A new paper, with new data, examines whether police officers discriminate in their killing of African-American’s. Remember, this was THE issue that drove inflamed rhetoric, calls for body cameras, and riots. Even many professors (or course) jumped on the “cops are murdering blacks” bandwagon because (a) they actually believed it, or (b) they wanted to believe it.
Turns out, it’s not so easy to say that discrimination is the driving force behind police shootings. The data collected by the FBI are incomplete. The data from the Washington Post contained various reporting biases (like systematically underreporting the race of the officer).
Enter John Lott and Carlisle Moody’s new paper with new data. From what I can tell, the data are more complete and cover a broader range of incidents that the FBI, CDC, or WP data.

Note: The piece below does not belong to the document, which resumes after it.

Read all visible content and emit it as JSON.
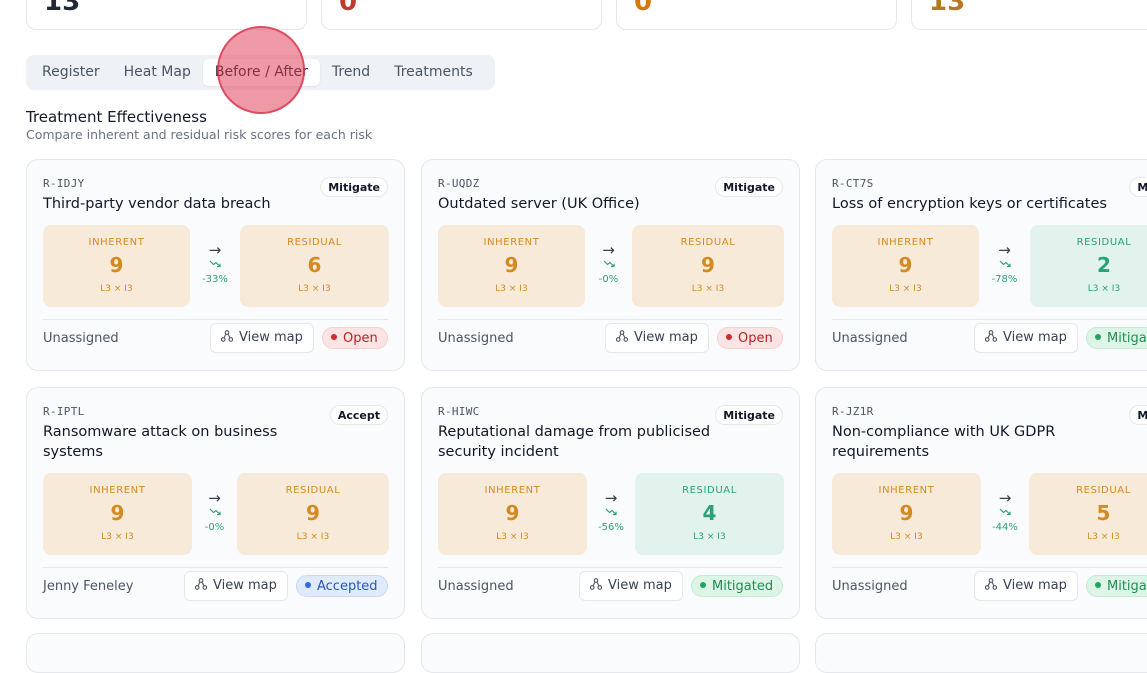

What do they find?
First, their data show larger increases in police shootings overall from 2013 to 2015 than other datasets show.
Second, and this is important, they find that white officers are significantly LESS LIKELY than black officers to kill black suspects.
Third, in all models, black officers were significantly MORE LIKELY to shoot and to kill black suspects.
Fourth, the media apparently over-report instances where white officers kill black suspects and under-report instances where black cops kill black suspects. Go figure.
Lastly, no other variables really mattered. Not the racial composition of the police force, the number of cops in an area, or the practice of community policing.
The take away message: White cops shoot/kill black suspects are rates lower than black cops do, and media reporting is seriously biased.
You can read the study here:
John Paul Wright and Matt DeLisi
Professors of Crime and Criminology